Exactly reproduce each entry, leaving out nothing.

# [Extracted entries]
▬▬▬▬▬▬
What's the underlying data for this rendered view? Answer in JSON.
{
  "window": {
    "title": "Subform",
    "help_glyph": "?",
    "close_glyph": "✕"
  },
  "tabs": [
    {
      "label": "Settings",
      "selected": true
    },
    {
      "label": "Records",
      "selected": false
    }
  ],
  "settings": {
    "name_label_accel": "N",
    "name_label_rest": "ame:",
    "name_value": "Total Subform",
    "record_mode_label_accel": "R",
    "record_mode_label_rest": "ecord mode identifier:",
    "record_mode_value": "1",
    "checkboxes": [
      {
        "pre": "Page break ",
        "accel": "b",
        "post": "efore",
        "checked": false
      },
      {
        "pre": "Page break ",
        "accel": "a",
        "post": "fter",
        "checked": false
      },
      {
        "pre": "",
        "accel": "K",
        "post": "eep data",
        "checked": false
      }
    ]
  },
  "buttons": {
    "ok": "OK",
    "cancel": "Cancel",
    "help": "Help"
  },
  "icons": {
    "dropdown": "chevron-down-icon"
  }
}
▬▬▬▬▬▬
# [Your response]
What's the underlying data for this rendered view? Answer in JSON.
{
  "window": {
    "title": "Subform",
    "help_glyph": "?",
    "close_glyph": "✕"
  },
  "tabs": [
    {
      "label": "Settings",
      "selected": true
    },
    {
      "label": "Records",
      "selected": false
    }
  ],
  "settings": {
    "name_label_accel": "N",
    "name_label_rest": "ame:",
    "name_value": "Total Subform",
    "record_mode_label_accel": "R",
    "record_mode_label_rest": "ecord mode identifier:",
    "record_mode_value": "1",
    "checkboxes": [
      {
        "pre": "Page break ",
        "accel": "b",
        "post": "efore",
        "checked": false
      },
      {
        "pre": "Page break ",
        "accel": "a",
        "post": "fter",
        "checked": false
      },
      {
        "pre": "",
        "accel": "K",
        "post": "eep data",
        "checked": false
      }
    ]
  },
  "buttons": {
    "ok": "OK",
    "cancel": "Cancel",
    "help": "Help"
  },
  "icons": {
    "dropdown": "chevron-down-icon"
  }
}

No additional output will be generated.